"If black America were a country, it'd be the 15th-wealthiest nation in the world."
Larry Elder, conservative commentator, Aug. 20 on CNN
Out of 196 countries, 15th-wealthiest? Sounds impressive and worth checking out.
Elder referred us to an annual report by Target Market News called "The Buying Power of Black America," which publishes the only estimate we could find of the total earned income of African-Americans. In 2011, the report he provided us, Target Market News put the income spent by African-Americans at $836 billion.
Elder got his talking point by comparing that figure to the World Bank's list of each country's Gross Domestic Product (GDP), which is the monetary value of all the finished goods and services produced.
In 2011, "black America's" $836 billion would have put it in 16th, above Indonesia and below South Korea. (The Target Market News report is behind a paywall, so we can't see precisely how it reached its figure. We asked if Target Market News would provide us a copy, but we didn't hear back.)
Target Market News hasn't published another estimate on African-Americans' earned income since 2011, but a 2013 report by the Selig Center for Economic Growth pegs the contribution to the market at $1 trillion. That would also rank 16th — above Indonesia and below Mexico.
Not really. Experts told us that there are two major problems with Elder's methodology.
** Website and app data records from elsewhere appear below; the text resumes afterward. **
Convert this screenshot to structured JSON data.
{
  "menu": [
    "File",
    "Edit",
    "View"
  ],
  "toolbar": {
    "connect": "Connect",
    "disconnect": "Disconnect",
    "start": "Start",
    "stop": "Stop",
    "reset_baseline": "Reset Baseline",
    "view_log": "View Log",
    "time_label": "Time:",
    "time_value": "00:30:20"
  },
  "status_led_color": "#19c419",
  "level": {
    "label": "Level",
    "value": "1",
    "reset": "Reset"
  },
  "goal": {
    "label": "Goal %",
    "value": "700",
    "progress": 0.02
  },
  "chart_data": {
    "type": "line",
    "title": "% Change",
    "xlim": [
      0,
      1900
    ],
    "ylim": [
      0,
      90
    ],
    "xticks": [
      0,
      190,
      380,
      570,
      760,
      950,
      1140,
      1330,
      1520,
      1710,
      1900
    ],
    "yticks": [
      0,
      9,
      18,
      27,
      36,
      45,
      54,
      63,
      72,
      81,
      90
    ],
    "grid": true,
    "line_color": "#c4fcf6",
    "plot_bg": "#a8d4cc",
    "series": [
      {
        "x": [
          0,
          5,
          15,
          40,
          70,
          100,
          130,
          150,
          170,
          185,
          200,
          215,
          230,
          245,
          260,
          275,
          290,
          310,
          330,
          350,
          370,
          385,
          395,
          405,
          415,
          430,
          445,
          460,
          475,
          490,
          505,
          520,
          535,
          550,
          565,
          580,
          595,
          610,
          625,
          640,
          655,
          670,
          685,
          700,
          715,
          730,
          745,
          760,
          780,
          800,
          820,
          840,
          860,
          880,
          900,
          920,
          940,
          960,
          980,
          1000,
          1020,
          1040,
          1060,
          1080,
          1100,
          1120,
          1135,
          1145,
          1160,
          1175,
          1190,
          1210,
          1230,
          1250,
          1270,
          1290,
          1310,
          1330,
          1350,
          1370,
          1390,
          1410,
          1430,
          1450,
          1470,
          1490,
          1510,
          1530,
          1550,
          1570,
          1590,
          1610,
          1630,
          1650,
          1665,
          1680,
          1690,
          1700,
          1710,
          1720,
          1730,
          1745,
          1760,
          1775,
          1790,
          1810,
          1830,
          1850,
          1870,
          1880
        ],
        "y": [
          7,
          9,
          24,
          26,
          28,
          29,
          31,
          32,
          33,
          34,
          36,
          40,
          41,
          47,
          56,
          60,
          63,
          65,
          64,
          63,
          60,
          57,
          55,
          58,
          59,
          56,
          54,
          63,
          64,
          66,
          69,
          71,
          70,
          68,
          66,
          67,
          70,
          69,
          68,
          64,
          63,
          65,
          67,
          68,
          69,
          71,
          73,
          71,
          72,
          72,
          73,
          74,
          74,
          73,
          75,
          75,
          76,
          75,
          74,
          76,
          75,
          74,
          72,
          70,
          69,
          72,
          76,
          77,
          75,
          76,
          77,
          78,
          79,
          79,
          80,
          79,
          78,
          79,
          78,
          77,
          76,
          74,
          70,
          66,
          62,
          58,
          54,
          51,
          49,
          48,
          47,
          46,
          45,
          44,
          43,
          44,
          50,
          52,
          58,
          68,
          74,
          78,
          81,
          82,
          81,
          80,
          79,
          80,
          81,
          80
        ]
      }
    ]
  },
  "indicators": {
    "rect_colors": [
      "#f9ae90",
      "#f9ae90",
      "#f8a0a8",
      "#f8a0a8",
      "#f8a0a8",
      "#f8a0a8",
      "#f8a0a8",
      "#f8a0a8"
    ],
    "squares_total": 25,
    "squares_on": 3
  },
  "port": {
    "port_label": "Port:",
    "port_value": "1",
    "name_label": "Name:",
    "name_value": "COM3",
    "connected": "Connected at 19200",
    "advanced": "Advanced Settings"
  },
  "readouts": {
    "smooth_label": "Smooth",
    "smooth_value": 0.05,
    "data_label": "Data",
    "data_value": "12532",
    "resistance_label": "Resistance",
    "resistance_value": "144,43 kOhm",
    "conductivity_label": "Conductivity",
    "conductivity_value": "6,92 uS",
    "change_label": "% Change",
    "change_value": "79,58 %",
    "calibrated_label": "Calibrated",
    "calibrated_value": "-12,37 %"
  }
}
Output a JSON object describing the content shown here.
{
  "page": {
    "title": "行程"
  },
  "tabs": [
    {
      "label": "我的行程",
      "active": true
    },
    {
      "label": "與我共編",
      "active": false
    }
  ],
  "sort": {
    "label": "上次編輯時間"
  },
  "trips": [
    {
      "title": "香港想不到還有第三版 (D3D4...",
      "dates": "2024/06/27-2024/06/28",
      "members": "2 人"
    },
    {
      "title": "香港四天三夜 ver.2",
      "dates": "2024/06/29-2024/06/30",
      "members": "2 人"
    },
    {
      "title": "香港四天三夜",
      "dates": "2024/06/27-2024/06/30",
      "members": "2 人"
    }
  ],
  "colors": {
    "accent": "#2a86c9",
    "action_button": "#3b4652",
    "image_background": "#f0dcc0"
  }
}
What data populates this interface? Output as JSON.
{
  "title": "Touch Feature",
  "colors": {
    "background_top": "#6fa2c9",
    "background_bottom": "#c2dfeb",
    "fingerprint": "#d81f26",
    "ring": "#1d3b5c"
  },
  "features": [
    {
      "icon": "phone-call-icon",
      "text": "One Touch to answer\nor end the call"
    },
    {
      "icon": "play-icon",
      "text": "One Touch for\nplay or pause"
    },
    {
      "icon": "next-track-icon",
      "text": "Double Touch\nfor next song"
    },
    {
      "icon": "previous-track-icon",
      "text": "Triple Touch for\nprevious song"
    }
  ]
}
First, earned income and GDP aren't quite the same thing. Comparing them isn't fair, said NYU economics professor Gian Luca Clementi, "because GDP is a concept that applies to a jurisdiction, not a group of people living in a jurisdiction." GDP is "a measure of the total income produced in a country," Clementi said, and factors like government expenditure and private investment mean that buying power and GDP aren't comparable.
Second, Clementi said, "a country's total GDP only gives a measure of the total income produced in the country. Anyone having the ambition of using GDP as a measure of average economic well-being should start dividing by the number of residents."
Clementi used China as an example to better explain. While China has the world's second-highest GDP, "its inhabitants are still a lot poorer than any Western country's residents."
We took Clementi's suggestion and divided the most recent estimate of black earned income, $1 trillion, by the Census Bureau estimate of 44.5 million African-Americans. That would create a per-capita buying power of about $23,000 a year, which would translate to about 34th around the world on the International Monetary Fund's list of countries by GDP per capita (between the Bahamas and Malta).
But $23,000 doesn't go as far in the United States as, say, in Lithuania. Economists multiply GDP per capita by a conversion factor called purchasing power parity to account for the different values of goods and services in different countries. If you apply these factors, the African-American population's $23,000 a year ranks 44th (between Portugal and Lithuania).
The United States as a whole, for comparison, ranks seventh.
We rate this claim False.
Derek Tsang, Times staff writer
Edited for print. Read the full version at PundiFact.com.